• [TASK DETAILS]:
Extract each line from the entries below that has the string "true" in it.

:: DATASET CONTENT ::

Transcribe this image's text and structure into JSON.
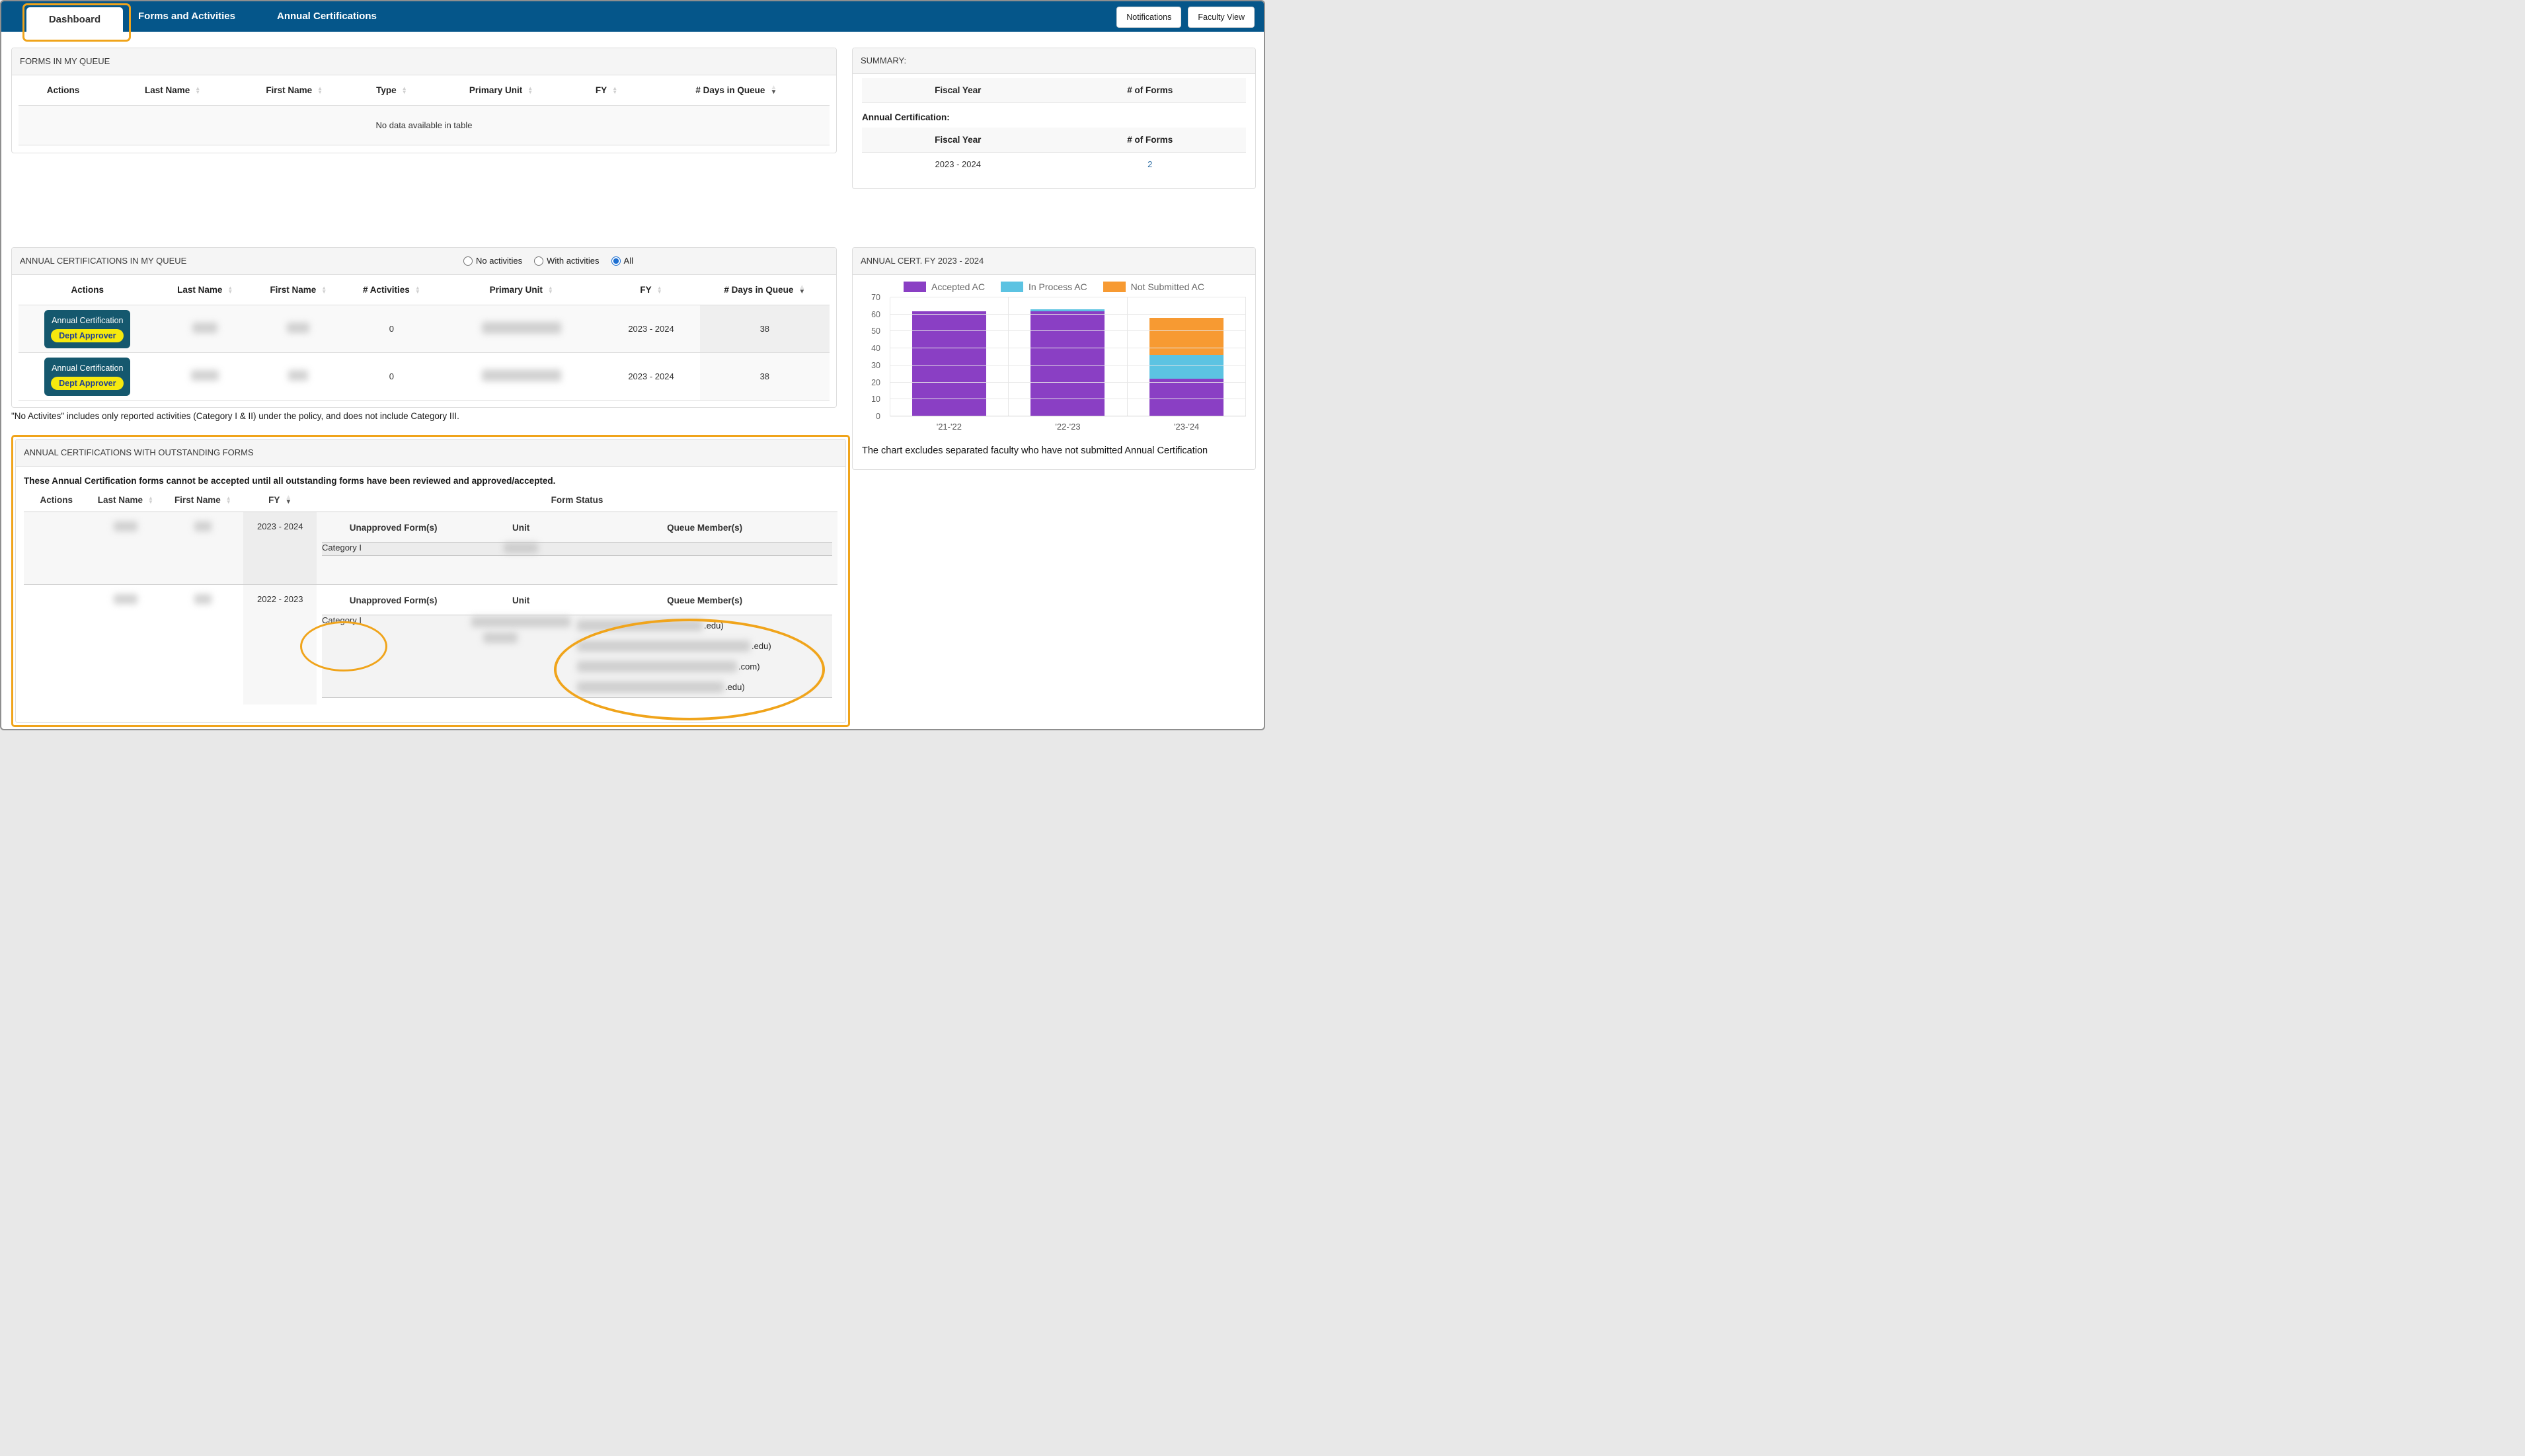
{
  "theme": {
    "nav_blue": "#05568A",
    "annotation_orange": "#F0A41B",
    "action_button_teal": "#15586E",
    "badge_yellow": "#F6E90E",
    "badge_text_blue": "#203F92",
    "link_blue": "#2E6DA4"
  },
  "nav": {
    "tabs": [
      {
        "label": "Dashboard",
        "active": true
      },
      {
        "label": "Forms and Activities",
        "active": false
      },
      {
        "label": "Annual Certifications",
        "active": false
      }
    ],
    "buttons": [
      {
        "label": "Notifications"
      },
      {
        "label": "Faculty View"
      }
    ]
  },
  "forms_queue": {
    "title": "FORMS IN MY QUEUE",
    "columns": [
      "Actions",
      "Last Name",
      "First Name",
      "Type",
      "Primary Unit",
      "FY",
      "# Days in Queue"
    ],
    "empty_text": "No data available in table"
  },
  "summary": {
    "title": "SUMMARY:",
    "table1": {
      "columns": [
        "Fiscal Year",
        "# of Forms"
      ]
    },
    "annual_certification_label": "Annual Certification:",
    "table2": {
      "columns": [
        "Fiscal Year",
        "# of Forms"
      ],
      "rows": [
        {
          "fiscal_year": "2023 - 2024",
          "num_forms": "2"
        }
      ]
    }
  },
  "ac_queue": {
    "title": "ANNUAL CERTIFICATIONS IN MY QUEUE",
    "filters": [
      {
        "label": "No activities",
        "checked": false
      },
      {
        "label": "With activities",
        "checked": false
      },
      {
        "label": "All",
        "checked": true
      }
    ],
    "columns": [
      "Actions",
      "Last Name",
      "First Name",
      "# Activities",
      "Primary Unit",
      "FY",
      "# Days in Queue"
    ],
    "rows": [
      {
        "action_label": "Annual Certification",
        "action_badge": "Dept Approver",
        "activities": "0",
        "fy": "2023 - 2024",
        "days": "38"
      },
      {
        "action_label": "Annual Certification",
        "action_badge": "Dept Approver",
        "activities": "0",
        "fy": "2023 - 2024",
        "days": "38"
      }
    ],
    "footnote": "\"No Activites\" includes only reported activities (Category I & II) under the policy, and does not include Category III."
  },
  "chart_panel": {
    "title": "ANNUAL CERT. FY 2023 - 2024",
    "caption": "The chart excludes separated faculty who have not submitted Annual Certification"
  },
  "chart_data": {
    "type": "bar",
    "stacked": true,
    "categories": [
      "'21-'22",
      "'22-'23",
      "'23-'24"
    ],
    "series": [
      {
        "name": "Accepted AC",
        "color": "#8A3FC4",
        "values": [
          62,
          62,
          22
        ]
      },
      {
        "name": "In Process AC",
        "color": "#5CC3E2",
        "values": [
          0,
          1,
          14
        ]
      },
      {
        "name": "Not Submitted AC",
        "color": "#F79A32",
        "values": [
          0,
          0,
          22
        ]
      }
    ],
    "ylim": [
      0,
      70
    ],
    "ytick_step": 10,
    "legend_position": "top",
    "grid": true
  },
  "outstanding": {
    "title": "ANNUAL CERTIFICATIONS WITH OUTSTANDING FORMS",
    "description": "These Annual Certification forms cannot be accepted until all outstanding forms have been reviewed and approved/accepted.",
    "columns": [
      "Actions",
      "Last Name",
      "First Name",
      "FY",
      "Form Status"
    ],
    "nested_columns": [
      "Unapproved Form(s)",
      "Unit",
      "Queue Member(s)"
    ],
    "rows": [
      {
        "fy": "2023 - 2024",
        "form_name": "Category I",
        "queue_suffixes": []
      },
      {
        "fy": "2022 - 2023",
        "form_name": "Category I",
        "queue_suffixes": [
          ".edu)",
          ".edu)",
          ".com)",
          ".edu)"
        ]
      }
    ]
  }
}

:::

• [REPLY TO THE TASK]:
        "active": true
        "checked": true
    "stacked": true,
    "grid": true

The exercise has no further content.